Top of Raw data

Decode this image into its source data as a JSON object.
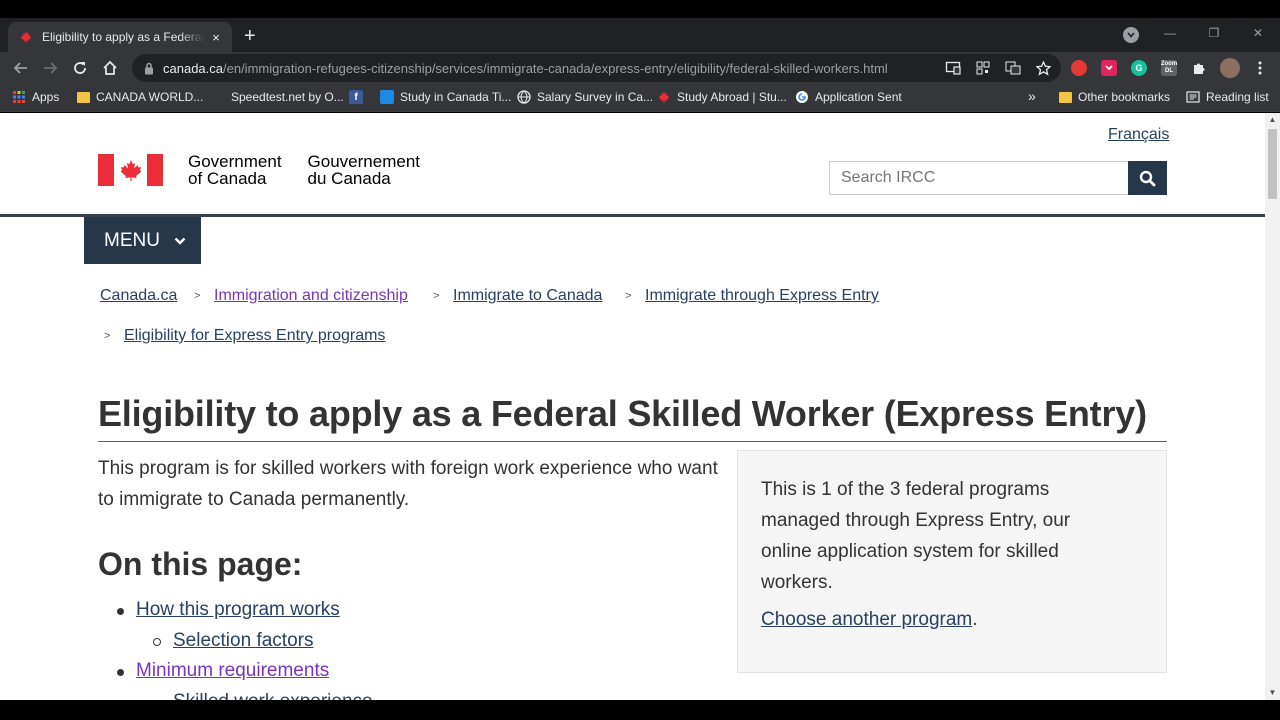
{
  "browser": {
    "tab_title": "Eligibility to apply as a Federal Skilled Worker (Express Entry)",
    "tab_close": "×",
    "new_tab": "+",
    "url_host": "canada.ca",
    "url_path": "/en/immigration-refugees-citizenship/services/immigrate-canada/express-entry/eligibility/federal-skilled-workers.html",
    "window_controls": [
      "—",
      "❐",
      "✕"
    ],
    "bookmarks": [
      {
        "label": "Apps",
        "icon": "apps-grid-icon"
      },
      {
        "label": "CANADA WORLD...",
        "icon": "folder-icon"
      },
      {
        "label": "Speedtest.net by O...",
        "icon": "speedtest-icon"
      },
      {
        "label": "",
        "icon": "facebook-icon"
      },
      {
        "label": "Study in Canada Ti...",
        "icon": "bookmark-favicon-icon"
      },
      {
        "label": "Salary Survey in Ca...",
        "icon": "globe-icon"
      },
      {
        "label": "Study Abroad | Stu...",
        "icon": "maple-leaf-icon"
      },
      {
        "label": "Application Sent",
        "icon": "google-icon"
      }
    ],
    "overflow": "»",
    "other_bookmarks": "Other bookmarks",
    "reading_list": "Reading list",
    "ext_zoom_label": "Zoom DL"
  },
  "header": {
    "language_link": "Français",
    "gov_en_line1": "Government",
    "gov_en_line2": "of Canada",
    "gov_fr_line1": "Gouvernement",
    "gov_fr_line2": "du Canada",
    "search_placeholder": "Search IRCC",
    "menu_label": "MENU"
  },
  "breadcrumbs": [
    {
      "label": "Canada.ca",
      "visited": false
    },
    {
      "label": "Immigration and citizenship",
      "visited": true
    },
    {
      "label": "Immigrate to Canada",
      "visited": false
    },
    {
      "label": "Immigrate through Express Entry",
      "visited": false
    },
    {
      "label": "Eligibility for Express Entry programs",
      "visited": false
    }
  ],
  "breadcrumb_separator": ">",
  "main": {
    "title": "Eligibility to apply as a Federal Skilled Worker (Express Entry)",
    "intro": "This program is for skilled workers with foreign work experience who want to immigrate to Canada permanently.",
    "on_this_page": "On this page:",
    "toc": [
      {
        "label": "How this program works",
        "level": 1,
        "visited": false
      },
      {
        "label": "Selection factors",
        "level": 2,
        "visited": false
      },
      {
        "label": "Minimum requirements",
        "level": 1,
        "visited": true
      },
      {
        "label": "Skilled work experience",
        "level": 2,
        "visited": false
      }
    ]
  },
  "panel": {
    "text": "This is 1 of the 3 federal programs managed through Express Entry, our online application system for skilled workers.",
    "link_label": "Choose another program",
    "link_suffix": "."
  },
  "colors": {
    "link": "#284162",
    "visited": "#7834bc",
    "gc_navy": "#26374a",
    "flag_red": "#eb2d37",
    "title_rule": "#af3c43"
  }
}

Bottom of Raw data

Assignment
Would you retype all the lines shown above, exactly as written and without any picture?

Task output
Decode this image into its source data as a JSON object.
{
  "browser": {
    "tab_title": "Eligibility to apply as a Federal Skilled Worker (Express Entry)",
    "tab_close": "×",
    "new_tab": "+",
    "url_host": "canada.ca",
    "url_path": "/en/immigration-refugees-citizenship/services/immigrate-canada/express-entry/eligibility/federal-skilled-workers.html",
    "window_controls": [
      "—",
      "❐",
      "✕"
    ],
    "bookmarks": [
      {
        "label": "Apps",
        "icon": "apps-grid-icon"
      },
      {
        "label": "CANADA WORLD...",
        "icon": "folder-icon"
      },
      {
        "label": "Speedtest.net by O...",
        "icon": "speedtest-icon"
      },
      {
        "label": "",
        "icon": "facebook-icon"
      },
      {
        "label": "Study in Canada Ti...",
        "icon": "bookmark-favicon-icon"
      },
      {
        "label": "Salary Survey in Ca...",
        "icon": "globe-icon"
      },
      {
        "label": "Study Abroad | Stu...",
        "icon": "maple-leaf-icon"
      },
      {
        "label": "Application Sent",
        "icon": "google-icon"
      }
    ],
    "overflow": "»",
    "other_bookmarks": "Other bookmarks",
    "reading_list": "Reading list",
    "ext_zoom_label": "Zoom DL"
  },
  "header": {
    "language_link": "Français",
    "gov_en_line1": "Government",
    "gov_en_line2": "of Canada",
    "gov_fr_line1": "Gouvernement",
    "gov_fr_line2": "du Canada",
    "search_placeholder": "Search IRCC",
    "menu_label": "MENU"
  },
  "breadcrumbs": [
    {
      "label": "Canada.ca",
      "visited": false
    },
    {
      "label": "Immigration and citizenship",
      "visited": true
    },
    {
      "label": "Immigrate to Canada",
      "visited": false
    },
    {
      "label": "Immigrate through Express Entry",
      "visited": false
    },
    {
      "label": "Eligibility for Express Entry programs",
      "visited": false
    }
  ],
  "breadcrumb_separator": ">",
  "main": {
    "title": "Eligibility to apply as a Federal Skilled Worker (Express Entry)",
    "intro": "This program is for skilled workers with foreign work experience who want to immigrate to Canada permanently.",
    "on_this_page": "On this page:",
    "toc": [
      {
        "label": "How this program works",
        "level": 1,
        "visited": false
      },
      {
        "label": "Selection factors",
        "level": 2,
        "visited": false
      },
      {
        "label": "Minimum requirements",
        "level": 1,
        "visited": true
      },
      {
        "label": "Skilled work experience",
        "level": 2,
        "visited": false
      }
    ]
  },
  "panel": {
    "text": "This is 1 of the 3 federal programs managed through Express Entry, our online application system for skilled workers.",
    "link_label": "Choose another program",
    "link_suffix": "."
  },
  "colors": {
    "link": "#284162",
    "visited": "#7834bc",
    "gc_navy": "#26374a",
    "flag_red": "#eb2d37",
    "title_rule": "#af3c43"
  }
}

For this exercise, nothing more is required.